> What is required
In the entries below, spot each line with the word "Shift" and copy it.

%%

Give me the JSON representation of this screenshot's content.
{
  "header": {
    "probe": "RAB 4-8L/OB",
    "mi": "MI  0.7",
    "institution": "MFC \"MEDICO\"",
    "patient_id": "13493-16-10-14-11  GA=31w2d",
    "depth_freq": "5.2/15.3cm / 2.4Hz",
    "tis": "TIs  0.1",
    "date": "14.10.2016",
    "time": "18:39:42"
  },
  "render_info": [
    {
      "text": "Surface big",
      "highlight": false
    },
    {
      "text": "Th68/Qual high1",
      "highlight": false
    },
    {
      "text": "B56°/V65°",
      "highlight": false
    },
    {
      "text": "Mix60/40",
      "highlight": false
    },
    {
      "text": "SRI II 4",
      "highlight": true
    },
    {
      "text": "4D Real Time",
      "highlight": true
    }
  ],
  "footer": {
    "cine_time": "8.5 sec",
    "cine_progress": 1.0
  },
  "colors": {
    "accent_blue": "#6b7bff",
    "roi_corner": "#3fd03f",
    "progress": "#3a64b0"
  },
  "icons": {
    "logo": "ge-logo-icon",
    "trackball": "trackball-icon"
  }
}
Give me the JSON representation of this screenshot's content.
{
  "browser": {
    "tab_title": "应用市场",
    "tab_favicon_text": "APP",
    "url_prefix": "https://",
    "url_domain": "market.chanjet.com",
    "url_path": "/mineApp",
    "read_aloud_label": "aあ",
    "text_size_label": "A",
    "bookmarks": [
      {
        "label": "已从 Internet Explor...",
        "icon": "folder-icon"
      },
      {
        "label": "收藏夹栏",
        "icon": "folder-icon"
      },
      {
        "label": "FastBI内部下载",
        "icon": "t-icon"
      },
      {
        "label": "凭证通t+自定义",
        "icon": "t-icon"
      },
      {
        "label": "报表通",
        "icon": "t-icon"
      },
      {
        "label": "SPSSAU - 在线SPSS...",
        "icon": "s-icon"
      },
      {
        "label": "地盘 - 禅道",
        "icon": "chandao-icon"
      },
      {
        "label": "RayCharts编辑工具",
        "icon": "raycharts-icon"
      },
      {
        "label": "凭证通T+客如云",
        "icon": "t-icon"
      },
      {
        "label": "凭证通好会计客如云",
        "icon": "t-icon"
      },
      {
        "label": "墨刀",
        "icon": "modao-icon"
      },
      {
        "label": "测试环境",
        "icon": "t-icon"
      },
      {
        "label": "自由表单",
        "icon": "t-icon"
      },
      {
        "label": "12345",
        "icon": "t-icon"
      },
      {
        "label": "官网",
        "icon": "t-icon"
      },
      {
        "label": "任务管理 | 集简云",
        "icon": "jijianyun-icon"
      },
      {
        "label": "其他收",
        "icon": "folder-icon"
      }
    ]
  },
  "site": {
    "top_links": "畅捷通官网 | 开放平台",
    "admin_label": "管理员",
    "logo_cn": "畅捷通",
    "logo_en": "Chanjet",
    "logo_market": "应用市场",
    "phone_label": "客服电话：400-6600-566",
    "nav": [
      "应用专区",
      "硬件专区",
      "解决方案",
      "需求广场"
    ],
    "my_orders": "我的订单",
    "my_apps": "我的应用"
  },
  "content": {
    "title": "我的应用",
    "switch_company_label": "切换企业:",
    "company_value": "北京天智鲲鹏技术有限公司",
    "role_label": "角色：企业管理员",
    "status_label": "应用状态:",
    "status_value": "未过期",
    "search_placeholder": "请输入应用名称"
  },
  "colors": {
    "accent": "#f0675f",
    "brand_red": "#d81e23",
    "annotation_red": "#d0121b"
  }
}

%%
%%

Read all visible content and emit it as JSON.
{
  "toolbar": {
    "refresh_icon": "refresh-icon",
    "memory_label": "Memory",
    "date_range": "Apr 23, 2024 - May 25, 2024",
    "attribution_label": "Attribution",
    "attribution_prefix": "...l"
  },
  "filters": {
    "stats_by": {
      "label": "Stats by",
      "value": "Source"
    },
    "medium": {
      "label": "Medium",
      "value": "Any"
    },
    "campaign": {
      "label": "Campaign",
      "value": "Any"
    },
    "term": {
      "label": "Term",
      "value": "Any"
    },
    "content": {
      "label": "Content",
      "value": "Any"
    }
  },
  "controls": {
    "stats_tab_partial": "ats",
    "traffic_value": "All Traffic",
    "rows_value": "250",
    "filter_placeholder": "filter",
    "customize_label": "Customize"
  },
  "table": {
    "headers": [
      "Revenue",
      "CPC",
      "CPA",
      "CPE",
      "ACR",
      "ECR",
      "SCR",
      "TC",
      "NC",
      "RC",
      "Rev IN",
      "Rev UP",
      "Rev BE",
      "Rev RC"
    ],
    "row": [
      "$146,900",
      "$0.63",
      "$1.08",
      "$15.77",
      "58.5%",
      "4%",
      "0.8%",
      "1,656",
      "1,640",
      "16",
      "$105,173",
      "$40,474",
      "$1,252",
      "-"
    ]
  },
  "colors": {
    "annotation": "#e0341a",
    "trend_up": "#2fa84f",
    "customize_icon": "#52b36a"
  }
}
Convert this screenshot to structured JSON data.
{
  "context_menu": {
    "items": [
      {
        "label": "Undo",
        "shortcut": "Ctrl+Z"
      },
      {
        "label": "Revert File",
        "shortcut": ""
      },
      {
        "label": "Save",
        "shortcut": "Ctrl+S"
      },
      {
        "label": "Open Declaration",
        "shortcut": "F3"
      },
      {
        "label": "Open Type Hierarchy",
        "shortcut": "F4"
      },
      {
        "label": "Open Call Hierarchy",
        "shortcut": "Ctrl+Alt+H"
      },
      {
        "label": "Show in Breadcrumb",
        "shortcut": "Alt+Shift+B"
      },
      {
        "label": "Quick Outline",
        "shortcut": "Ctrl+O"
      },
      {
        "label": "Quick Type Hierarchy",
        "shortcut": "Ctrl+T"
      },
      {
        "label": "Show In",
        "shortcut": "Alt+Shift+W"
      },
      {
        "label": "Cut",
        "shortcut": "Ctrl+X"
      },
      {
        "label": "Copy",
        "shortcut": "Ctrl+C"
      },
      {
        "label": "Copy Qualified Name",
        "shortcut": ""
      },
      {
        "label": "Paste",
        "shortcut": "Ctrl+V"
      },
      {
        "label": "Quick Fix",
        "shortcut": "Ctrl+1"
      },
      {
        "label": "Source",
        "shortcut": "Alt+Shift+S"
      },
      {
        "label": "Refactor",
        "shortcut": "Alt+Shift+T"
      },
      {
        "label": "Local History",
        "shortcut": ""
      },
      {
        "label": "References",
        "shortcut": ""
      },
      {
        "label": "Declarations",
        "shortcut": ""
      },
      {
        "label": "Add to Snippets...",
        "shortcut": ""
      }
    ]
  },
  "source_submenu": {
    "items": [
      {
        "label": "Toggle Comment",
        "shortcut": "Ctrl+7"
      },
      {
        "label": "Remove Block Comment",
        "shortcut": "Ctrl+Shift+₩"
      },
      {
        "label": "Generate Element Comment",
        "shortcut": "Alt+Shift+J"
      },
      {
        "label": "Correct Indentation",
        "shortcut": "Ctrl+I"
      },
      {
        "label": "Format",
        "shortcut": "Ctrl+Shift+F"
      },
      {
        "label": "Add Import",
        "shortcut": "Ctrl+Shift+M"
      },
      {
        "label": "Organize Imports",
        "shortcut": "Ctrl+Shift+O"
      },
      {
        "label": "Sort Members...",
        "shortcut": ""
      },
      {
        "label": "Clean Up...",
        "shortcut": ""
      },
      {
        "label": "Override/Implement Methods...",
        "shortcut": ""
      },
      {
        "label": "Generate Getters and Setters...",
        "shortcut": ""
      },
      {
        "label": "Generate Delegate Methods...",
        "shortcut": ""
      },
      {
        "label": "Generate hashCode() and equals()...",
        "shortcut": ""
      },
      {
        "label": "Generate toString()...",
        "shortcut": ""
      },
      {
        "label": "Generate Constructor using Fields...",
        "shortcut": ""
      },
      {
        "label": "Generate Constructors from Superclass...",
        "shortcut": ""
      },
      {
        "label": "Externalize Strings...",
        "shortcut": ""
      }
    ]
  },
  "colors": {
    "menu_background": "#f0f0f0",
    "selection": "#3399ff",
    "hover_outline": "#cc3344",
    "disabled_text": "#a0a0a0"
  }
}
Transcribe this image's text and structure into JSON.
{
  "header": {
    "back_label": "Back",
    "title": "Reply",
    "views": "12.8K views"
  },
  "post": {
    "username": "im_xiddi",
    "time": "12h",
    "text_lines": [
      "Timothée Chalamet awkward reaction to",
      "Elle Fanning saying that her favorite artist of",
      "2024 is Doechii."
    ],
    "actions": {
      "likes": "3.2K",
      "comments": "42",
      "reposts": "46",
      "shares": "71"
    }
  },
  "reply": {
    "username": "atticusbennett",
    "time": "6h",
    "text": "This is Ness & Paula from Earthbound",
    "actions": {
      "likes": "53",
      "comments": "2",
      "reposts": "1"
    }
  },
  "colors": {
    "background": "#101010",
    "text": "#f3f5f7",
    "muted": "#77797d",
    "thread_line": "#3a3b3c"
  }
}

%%

> Solution for this exercise
        "shortcut": "Alt+Shift+B"
        "shortcut": "Alt+Shift+W"
        "shortcut": "Alt+Shift+S"
        "shortcut": "Alt+Shift+T"
        "shortcut": "Ctrl+Shift+₩"
        "shortcut": "Alt+Shift+J"
        "shortcut": "Ctrl+Shift+F"
        "shortcut": "Ctrl+Shift+M"
        "shortcut": "Ctrl+Shift+O"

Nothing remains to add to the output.